Lucas’ warmth and kindness also appeal to little Klara (Annika Wedderkopp), the daughter of his best friend Theo (Thomas Bo Larsen), a big, bearlike man with whom he goes deer hunting and, along with other men in the town, engages in other macho outdoor activities. Since Theo and his wife (Anne Louise Hassing) often fight and ignore her, Klara latches onto the familiar Lucas, who often walks her to and from school and lets her cavort with his dog. But when she impulsively kisses him during a playtime at the school and he gently suggests it wasn’t the right thing to do, she reacts with a child’s intensity. Apparently prompted by something pornographic she’s seen on her older brother’s tablet, she mutters a childish attack on Lucas, and though she’s too young even to understand what she’s saying, Gerthe takes the mumbled words to mean that Lucas had exposed himself to her. When pressed the girl agrees to whatever the grown-up authorities suggest to her, and even when she says that Lucas hadn’t done anything at all and what she said was just silliness, the adults—including her mother—chalk the recantation up to a kid’s repression of unpleasant memories.

Soon Lucas is fired and comes under police investigation. With the sole exception of one man, Marcus’ godfather Brunn (Lars Ranthe), all the townspeople turn against him, and even Nadja has doubts. When he tries to buy groceries at the local supermarket, he’s told he’s unwelcome, and when he protests he’s beaten. And though Marcus stands by him, when the boy tries to confront Klara he’s attacked too, and he and Lucas suffer an even more physically and psychologically brutal assault when they’re talking together in Lucas’ house.

“The Hunt” tackles a subject that’s not terribly new. The notion of adult lives disrupted by a child’s accusations recalls Lillian Hellman’s 1934 play “The Children’s Hour,” and the often horrendous reaction to charges of pedophilia has been treated in other recent films. The revelation of the darkness found at the heart of an apparently idyllic community has been dealt with repeatedly as well, in films like Clouzot’s “Le Corbeau.” What sets this one apart is the extraordinary performance of Mikkelsen, often cast as a villain (as in the title role of the current NBC series “Hannibal”) but here embodying the pathos of a man who simply cannot comprehend what’s happening to him or, despite everything he endures, hate those who so easily assume his guilt. (The film doesn’t explicitly address this pattern in adults, but it’s well-documented. One need only think of the cases involving false charges of Satanic abuse that occurred in this country not so long ago.) The actor is aided immeasurably by Vinterberg’s intense yet naturalistic approach; the director, working with cinematographer Charlotte Bruus Christensen and editors Anna Osterud and Janus Billeskov Jansen, brings a controlled urgency to the story that underscores Lucas’ dazed reaction to his ordeal and makes his occasional outbursts of rage all the more comprehensible and powerful. The other adults in the cast acquit themselves well too, but it’s the performances of the youngsters—the wonderfully unforced Wedderkopp and the anxious, angry Fogelstrom—that stand out beside Mikkelsen’s.
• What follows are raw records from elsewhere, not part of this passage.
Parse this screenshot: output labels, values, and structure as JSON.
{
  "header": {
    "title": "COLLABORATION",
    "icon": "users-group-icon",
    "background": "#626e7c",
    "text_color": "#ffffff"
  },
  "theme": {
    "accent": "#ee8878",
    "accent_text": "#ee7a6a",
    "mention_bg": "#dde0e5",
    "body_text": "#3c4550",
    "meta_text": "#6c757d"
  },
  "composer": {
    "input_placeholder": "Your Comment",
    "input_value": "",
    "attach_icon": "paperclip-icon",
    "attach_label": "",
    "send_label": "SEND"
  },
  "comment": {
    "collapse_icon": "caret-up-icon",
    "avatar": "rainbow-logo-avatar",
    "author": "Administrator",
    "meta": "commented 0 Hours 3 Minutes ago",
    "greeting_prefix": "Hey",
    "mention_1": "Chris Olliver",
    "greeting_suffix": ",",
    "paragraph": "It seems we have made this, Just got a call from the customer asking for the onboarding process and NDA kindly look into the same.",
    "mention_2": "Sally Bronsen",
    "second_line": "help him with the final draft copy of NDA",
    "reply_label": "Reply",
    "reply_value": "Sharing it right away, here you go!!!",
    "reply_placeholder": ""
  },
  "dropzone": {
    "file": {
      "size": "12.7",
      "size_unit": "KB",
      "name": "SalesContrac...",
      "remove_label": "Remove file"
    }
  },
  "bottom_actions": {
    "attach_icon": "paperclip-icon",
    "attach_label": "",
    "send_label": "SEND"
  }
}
The picture does falter toward the close. A dramatic confrontation at the town’s Christmas Eve church celebration is a trifle pat, even though Mikkelsen’s playing of it is wrenching. Even worse is a dreamlike coda involving Marcus’ initiation as a rifle-toting man going out on his first hunt, which also sees a reconciliation of sorts between Lucas and Klara, still uncomprehending about the tragedy her actions have caused. But the visually gauzy, and frankly unexplained, re-establishment of the community’s equilibrium shatters the grimly authentic tone of what’s gone before, and it’s not really redeemed by the sudden reappearance of what lies beneath the ostensibly placid surface at the very close.

Nonetheless, up to that point “The Hunt” is a strong, moving portrait of a man shunned by the only society he knows for reasons he can’t understand, marked by a stunning lead performance from Mikkelsen.